EXERCISE INSTRUCTIONS
Show each line of the data below in which "title" occurs.

DATA RECORDS
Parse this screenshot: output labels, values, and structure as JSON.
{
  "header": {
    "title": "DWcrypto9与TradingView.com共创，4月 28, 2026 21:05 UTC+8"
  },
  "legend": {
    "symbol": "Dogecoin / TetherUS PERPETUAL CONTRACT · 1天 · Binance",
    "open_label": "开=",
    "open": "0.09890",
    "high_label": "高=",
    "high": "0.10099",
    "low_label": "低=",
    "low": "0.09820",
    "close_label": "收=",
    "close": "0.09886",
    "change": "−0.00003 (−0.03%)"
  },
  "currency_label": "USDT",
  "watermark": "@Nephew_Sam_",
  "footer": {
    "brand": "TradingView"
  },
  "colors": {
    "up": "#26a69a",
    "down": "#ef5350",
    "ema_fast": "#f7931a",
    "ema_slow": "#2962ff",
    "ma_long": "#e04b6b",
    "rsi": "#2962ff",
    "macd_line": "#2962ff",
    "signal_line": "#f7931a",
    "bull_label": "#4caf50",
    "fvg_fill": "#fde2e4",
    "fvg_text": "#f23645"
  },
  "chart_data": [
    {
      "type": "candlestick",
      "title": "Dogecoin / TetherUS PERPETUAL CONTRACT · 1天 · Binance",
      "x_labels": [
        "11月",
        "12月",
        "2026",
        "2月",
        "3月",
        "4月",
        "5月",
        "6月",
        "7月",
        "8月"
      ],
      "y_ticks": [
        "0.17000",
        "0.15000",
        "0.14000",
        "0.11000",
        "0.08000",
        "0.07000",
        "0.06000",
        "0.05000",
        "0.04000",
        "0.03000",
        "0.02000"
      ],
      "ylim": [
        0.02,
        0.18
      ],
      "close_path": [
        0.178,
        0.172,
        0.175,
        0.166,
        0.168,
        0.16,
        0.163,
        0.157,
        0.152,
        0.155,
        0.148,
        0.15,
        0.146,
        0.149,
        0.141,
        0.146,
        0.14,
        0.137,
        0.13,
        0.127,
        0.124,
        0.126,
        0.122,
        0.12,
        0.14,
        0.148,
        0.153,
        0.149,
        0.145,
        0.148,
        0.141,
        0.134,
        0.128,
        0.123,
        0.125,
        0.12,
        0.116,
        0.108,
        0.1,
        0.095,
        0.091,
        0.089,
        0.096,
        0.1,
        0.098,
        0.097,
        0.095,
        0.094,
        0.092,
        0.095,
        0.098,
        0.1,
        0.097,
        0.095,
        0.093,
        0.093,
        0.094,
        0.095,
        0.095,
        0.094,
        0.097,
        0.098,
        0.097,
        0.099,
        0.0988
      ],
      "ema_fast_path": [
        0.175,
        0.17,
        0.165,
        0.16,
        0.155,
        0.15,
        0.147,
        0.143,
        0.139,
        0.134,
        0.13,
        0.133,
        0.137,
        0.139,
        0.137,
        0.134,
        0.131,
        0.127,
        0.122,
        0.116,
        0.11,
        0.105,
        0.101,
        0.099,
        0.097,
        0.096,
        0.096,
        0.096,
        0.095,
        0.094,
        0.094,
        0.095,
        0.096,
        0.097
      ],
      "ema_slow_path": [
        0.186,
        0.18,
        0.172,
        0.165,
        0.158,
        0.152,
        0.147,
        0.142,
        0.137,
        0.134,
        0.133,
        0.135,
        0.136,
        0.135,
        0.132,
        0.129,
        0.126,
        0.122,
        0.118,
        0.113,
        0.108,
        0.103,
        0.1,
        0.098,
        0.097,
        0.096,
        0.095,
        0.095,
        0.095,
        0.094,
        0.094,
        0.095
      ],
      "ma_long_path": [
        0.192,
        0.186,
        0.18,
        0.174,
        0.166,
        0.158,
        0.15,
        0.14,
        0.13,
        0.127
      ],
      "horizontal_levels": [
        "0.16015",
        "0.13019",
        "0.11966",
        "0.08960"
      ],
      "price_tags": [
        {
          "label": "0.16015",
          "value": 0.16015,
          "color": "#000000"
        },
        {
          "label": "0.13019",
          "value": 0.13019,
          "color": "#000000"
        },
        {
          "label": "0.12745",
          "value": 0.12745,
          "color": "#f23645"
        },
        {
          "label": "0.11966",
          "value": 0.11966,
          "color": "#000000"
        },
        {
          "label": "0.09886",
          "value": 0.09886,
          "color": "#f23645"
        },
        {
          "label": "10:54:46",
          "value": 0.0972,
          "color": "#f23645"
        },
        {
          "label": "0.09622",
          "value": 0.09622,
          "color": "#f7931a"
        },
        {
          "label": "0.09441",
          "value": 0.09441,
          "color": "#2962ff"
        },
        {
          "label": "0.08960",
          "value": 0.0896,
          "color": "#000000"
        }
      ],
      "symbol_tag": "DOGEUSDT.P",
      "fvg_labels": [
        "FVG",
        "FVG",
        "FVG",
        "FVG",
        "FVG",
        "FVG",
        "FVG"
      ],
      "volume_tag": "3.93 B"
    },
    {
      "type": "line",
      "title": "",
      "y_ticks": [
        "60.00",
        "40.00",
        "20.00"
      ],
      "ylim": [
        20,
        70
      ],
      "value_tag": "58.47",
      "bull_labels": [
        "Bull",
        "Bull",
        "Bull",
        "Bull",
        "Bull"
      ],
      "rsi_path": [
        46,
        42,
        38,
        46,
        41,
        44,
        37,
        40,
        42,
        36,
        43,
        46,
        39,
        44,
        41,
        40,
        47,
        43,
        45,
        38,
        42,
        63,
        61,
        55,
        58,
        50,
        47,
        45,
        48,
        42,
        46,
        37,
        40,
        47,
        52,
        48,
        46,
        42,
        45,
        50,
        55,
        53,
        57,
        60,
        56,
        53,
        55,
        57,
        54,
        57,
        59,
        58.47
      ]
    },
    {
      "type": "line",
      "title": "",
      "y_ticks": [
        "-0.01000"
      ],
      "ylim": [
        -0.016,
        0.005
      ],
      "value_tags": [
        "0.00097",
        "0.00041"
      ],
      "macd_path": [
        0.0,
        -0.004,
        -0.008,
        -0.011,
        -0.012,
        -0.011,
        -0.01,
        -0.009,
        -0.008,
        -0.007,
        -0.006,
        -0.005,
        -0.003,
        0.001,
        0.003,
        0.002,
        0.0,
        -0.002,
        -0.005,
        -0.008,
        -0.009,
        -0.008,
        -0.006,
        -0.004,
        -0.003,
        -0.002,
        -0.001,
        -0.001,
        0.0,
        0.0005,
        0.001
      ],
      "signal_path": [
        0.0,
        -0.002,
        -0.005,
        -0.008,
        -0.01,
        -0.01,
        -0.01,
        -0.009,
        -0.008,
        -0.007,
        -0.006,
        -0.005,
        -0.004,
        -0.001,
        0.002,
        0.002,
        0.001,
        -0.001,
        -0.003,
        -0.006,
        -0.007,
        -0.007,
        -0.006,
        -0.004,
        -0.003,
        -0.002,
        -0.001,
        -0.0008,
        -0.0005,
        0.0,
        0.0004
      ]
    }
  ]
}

OUTPUT FOR THIS TASK
    "title": "DWcrypto9与TradingView.com共创，4月 28, 2026 21:05 UTC+8"
      "title": "Dogecoin / TetherUS PERPETUAL CONTRACT · 1天 · Binance",
      "title": "",
      "title": "",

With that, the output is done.